City officials struggled to refine language to target specific businesses in specific areas. Barnebey said the draft ordinance would apply to all outdoor eating and drinking businesses and all would have to apply for the $1,250 annual conditional use permit.
"That's too much," said Commissioner Tambra Varnadore. "That's a problem. If the cost is $1,250, I don't want to move forward."
City officials had previously discussed setting standards for businesses by initiating a one-time permit that would automatically renew with no annual cost for nonviolators. Businesses violating noise restrictions would have to reapply on the anniversary of the permit and pay the fee with the possibility of having to go before the commission to explain the violations.
Commissioners were told few, if any, violations had been reported from existing businesses. Commissioners were unanimous in agreeing to drop the proposed ordinance, saying the noise ordinance effectively governs potential violators and they had no desire to penalize responsible businesses.

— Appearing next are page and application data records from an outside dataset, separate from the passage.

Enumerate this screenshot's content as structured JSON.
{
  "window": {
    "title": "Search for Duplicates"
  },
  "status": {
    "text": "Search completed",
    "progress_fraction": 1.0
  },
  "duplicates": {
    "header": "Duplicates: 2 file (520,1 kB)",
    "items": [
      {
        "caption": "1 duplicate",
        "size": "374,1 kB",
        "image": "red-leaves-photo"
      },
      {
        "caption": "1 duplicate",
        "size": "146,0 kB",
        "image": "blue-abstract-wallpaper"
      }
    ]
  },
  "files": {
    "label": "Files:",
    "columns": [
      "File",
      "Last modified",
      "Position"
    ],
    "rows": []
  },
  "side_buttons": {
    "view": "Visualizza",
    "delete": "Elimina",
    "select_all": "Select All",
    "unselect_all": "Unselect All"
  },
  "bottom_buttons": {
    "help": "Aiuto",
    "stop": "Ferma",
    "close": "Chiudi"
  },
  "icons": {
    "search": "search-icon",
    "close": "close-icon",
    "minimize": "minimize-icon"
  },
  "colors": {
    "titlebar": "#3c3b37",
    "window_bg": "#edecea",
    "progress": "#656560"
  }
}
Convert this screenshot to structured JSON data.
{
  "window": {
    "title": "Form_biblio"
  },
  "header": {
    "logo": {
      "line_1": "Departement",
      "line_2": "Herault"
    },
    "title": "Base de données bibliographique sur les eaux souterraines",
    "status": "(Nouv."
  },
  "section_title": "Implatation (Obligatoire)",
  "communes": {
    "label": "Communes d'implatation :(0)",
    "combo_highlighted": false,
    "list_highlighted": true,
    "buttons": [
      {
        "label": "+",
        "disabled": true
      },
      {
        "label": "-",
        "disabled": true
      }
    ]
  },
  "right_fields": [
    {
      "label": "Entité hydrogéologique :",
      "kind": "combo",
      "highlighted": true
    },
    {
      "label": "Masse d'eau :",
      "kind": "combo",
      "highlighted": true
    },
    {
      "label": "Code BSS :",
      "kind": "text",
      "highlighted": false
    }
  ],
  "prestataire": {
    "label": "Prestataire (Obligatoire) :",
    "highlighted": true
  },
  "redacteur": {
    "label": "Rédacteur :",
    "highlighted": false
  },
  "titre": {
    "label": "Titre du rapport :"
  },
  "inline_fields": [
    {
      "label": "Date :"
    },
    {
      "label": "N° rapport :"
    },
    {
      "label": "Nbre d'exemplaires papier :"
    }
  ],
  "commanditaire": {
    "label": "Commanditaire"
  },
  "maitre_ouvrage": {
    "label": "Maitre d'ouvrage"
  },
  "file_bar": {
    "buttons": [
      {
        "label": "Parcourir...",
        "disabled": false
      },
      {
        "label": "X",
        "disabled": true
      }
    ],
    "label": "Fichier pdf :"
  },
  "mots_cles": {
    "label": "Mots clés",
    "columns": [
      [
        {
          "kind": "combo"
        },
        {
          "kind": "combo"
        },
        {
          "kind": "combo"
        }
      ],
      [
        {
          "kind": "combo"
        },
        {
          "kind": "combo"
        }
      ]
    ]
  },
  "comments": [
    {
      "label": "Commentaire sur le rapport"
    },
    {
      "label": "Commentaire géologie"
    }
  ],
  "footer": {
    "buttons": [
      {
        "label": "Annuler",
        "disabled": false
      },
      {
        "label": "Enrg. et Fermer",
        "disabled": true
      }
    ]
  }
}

Mark Young, Herald urban affairs reporter, can be reached at 941-745-7041 or follow him on Twitternote>